Description of the task:
Using the entries below, show all lines with the string "title".

Dataset records:
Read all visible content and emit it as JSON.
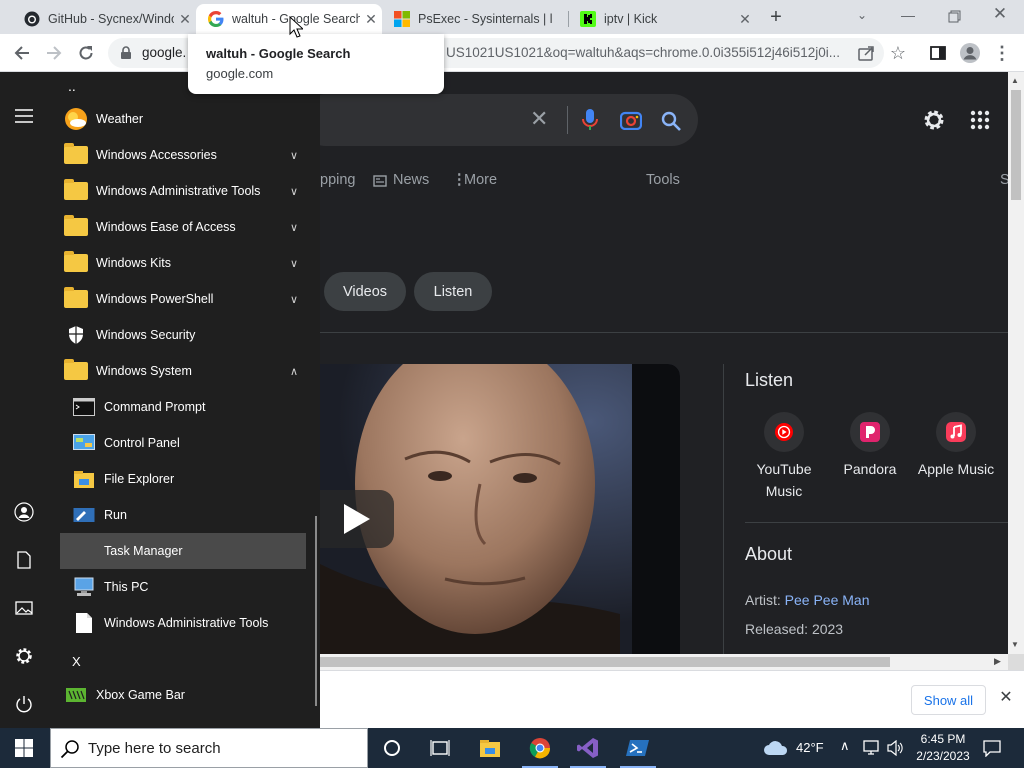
{
  "browser": {
    "tabs": [
      {
        "title": "GitHub - Sycnex/Windo",
        "icon": "github-icon"
      },
      {
        "title": "waltuh - Google Search",
        "icon": "google-icon",
        "active": true
      },
      {
        "title": "PsExec - Sysinternals | l",
        "icon": "microsoft-icon"
      },
      {
        "title": "iptv | Kick",
        "icon": "kick-icon"
      }
    ],
    "new_tab_label": "+",
    "omnibox_host": "google.",
    "omnibox_rest": "US1021US1021&oq=waltuh&aqs=chrome.0.0i355i512j46i512j0i...",
    "tooltip": {
      "title": "waltuh - Google Search",
      "host": "google.com"
    }
  },
  "google": {
    "nav": {
      "partial": "pping",
      "news": "News",
      "more": "More",
      "tools": "Tools",
      "edge": "S"
    },
    "chips": [
      "Videos",
      "Listen"
    ],
    "listen": {
      "heading": "Listen",
      "services": [
        {
          "name": "YouTube Music",
          "icon": "youtube-music-icon"
        },
        {
          "name": "Pandora",
          "icon": "pandora-icon"
        },
        {
          "name": "Apple Music",
          "icon": "apple-music-icon"
        }
      ]
    },
    "about": {
      "heading": "About",
      "artist_label": "Artist:",
      "artist_value": "Pee Pee Man",
      "released_label": "Released:",
      "released_value": "2023"
    }
  },
  "download_bar": {
    "show_all": "Show all"
  },
  "start_menu": {
    "top_letter": "..",
    "items": [
      {
        "label": "Weather",
        "icon": "weather-icon",
        "type": "app"
      },
      {
        "label": "Windows Accessories",
        "icon": "folder-icon",
        "type": "folder",
        "expanded": false
      },
      {
        "label": "Windows Administrative Tools",
        "icon": "folder-icon",
        "type": "folder",
        "expanded": false
      },
      {
        "label": "Windows Ease of Access",
        "icon": "folder-icon",
        "type": "folder",
        "expanded": false
      },
      {
        "label": "Windows Kits",
        "icon": "folder-icon",
        "type": "folder",
        "expanded": false
      },
      {
        "label": "Windows PowerShell",
        "icon": "folder-icon",
        "type": "folder",
        "expanded": false
      },
      {
        "label": "Windows Security",
        "icon": "shield-icon",
        "type": "app"
      },
      {
        "label": "Windows System",
        "icon": "folder-icon",
        "type": "folder",
        "expanded": true
      },
      {
        "label": "Command Prompt",
        "icon": "cmd-icon",
        "type": "sub"
      },
      {
        "label": "Control Panel",
        "icon": "control-panel-icon",
        "type": "sub"
      },
      {
        "label": "File Explorer",
        "icon": "file-explorer-icon",
        "type": "sub"
      },
      {
        "label": "Run",
        "icon": "run-icon",
        "type": "sub"
      },
      {
        "label": "Task Manager",
        "icon": "task-manager-icon",
        "type": "sub",
        "highlighted": true
      },
      {
        "label": "This PC",
        "icon": "this-pc-icon",
        "type": "sub"
      },
      {
        "label": "Windows Administrative Tools",
        "icon": "document-icon",
        "type": "sub"
      }
    ],
    "letter_x": "X",
    "xbox": {
      "label": "Xbox Game Bar",
      "icon": "xbox-icon"
    }
  },
  "taskbar": {
    "search_placeholder": "Type here to search",
    "weather": "42°F",
    "time": "6:45 PM",
    "date": "2/23/2023"
  },
  "colors": {
    "accent_link": "#8ab4f8",
    "taskbar": "#1c2a3a",
    "start_bg": "#1f1f1f"
  }
}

Reply:
        "title": "GitHub - Sycnex/Windo",
        "title": "waltuh - Google Search",
        "title": "PsExec - Sysinternals | l",
        "title": "iptv | Kick",
      "title": "waltuh - Google Search",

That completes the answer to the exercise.